§ Problem description
Every line below that includes the word "positive" needs to be copied.

──────────

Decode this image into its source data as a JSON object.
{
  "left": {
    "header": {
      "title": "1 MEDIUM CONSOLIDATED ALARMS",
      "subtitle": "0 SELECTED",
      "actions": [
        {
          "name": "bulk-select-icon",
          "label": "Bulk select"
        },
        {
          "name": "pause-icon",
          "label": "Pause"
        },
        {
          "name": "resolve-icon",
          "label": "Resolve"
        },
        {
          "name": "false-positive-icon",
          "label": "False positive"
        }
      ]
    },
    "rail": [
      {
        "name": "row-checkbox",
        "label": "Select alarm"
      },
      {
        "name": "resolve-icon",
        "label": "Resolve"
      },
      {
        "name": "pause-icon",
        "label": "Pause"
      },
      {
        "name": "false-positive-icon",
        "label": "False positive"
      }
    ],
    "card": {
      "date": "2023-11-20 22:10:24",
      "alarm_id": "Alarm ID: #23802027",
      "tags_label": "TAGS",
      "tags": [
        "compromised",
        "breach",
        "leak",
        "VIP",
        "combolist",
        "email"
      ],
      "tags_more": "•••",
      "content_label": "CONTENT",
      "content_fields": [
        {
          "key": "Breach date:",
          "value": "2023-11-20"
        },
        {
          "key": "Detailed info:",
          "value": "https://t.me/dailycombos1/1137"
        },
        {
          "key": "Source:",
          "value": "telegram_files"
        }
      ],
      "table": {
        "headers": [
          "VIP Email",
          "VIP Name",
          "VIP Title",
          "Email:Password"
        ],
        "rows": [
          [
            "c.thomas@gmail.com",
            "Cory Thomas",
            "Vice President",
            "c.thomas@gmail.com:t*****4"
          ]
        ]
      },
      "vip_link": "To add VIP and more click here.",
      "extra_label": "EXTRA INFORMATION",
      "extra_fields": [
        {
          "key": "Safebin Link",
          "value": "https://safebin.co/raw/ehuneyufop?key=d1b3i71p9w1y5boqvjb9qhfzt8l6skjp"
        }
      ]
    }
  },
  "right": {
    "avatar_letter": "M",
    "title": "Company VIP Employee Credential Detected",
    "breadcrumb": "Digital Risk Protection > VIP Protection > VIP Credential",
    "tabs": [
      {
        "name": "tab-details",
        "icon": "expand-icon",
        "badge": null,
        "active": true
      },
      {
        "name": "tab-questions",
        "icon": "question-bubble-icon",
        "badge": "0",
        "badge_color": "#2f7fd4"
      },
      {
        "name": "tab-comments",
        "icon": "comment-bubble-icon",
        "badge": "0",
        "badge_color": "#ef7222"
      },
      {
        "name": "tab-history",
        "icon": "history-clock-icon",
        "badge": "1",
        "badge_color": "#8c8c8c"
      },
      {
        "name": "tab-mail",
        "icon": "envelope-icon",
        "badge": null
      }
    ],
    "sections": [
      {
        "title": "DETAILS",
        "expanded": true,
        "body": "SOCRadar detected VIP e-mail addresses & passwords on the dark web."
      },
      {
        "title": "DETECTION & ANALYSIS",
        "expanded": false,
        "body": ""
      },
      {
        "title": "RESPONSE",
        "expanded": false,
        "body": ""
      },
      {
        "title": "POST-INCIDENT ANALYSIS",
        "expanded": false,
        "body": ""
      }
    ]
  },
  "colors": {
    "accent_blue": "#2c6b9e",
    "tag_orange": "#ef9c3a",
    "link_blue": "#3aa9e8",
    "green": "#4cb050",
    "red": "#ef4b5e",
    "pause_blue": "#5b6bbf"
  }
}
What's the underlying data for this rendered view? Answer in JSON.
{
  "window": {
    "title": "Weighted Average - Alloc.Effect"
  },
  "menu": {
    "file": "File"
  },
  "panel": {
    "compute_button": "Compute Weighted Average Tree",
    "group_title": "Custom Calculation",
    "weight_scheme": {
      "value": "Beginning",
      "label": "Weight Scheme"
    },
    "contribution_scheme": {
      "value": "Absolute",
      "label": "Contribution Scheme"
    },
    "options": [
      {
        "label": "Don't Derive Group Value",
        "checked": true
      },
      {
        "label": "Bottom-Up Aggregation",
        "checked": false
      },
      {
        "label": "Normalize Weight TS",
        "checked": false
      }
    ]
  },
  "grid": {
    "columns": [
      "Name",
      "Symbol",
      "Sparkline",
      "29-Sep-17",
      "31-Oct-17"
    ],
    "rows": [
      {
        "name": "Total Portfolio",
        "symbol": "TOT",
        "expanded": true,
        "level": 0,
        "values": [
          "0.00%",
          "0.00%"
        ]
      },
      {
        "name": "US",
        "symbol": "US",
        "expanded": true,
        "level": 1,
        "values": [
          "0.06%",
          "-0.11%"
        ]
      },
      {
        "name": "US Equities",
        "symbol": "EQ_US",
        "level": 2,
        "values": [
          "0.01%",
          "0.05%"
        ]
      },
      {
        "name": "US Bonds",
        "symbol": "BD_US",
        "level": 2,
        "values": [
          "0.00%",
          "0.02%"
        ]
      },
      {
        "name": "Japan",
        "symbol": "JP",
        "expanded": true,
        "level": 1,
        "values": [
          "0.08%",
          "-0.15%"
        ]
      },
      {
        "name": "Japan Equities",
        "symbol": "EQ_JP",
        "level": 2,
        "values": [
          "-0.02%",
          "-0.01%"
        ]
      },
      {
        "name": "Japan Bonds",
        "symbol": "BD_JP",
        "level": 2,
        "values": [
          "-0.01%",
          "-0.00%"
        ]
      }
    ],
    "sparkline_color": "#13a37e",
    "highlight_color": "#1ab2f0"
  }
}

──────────

§ Task response
          "name": "false-positive-icon",
          "label": "False positive"
        "name": "false-positive-icon",
        "label": "False positive"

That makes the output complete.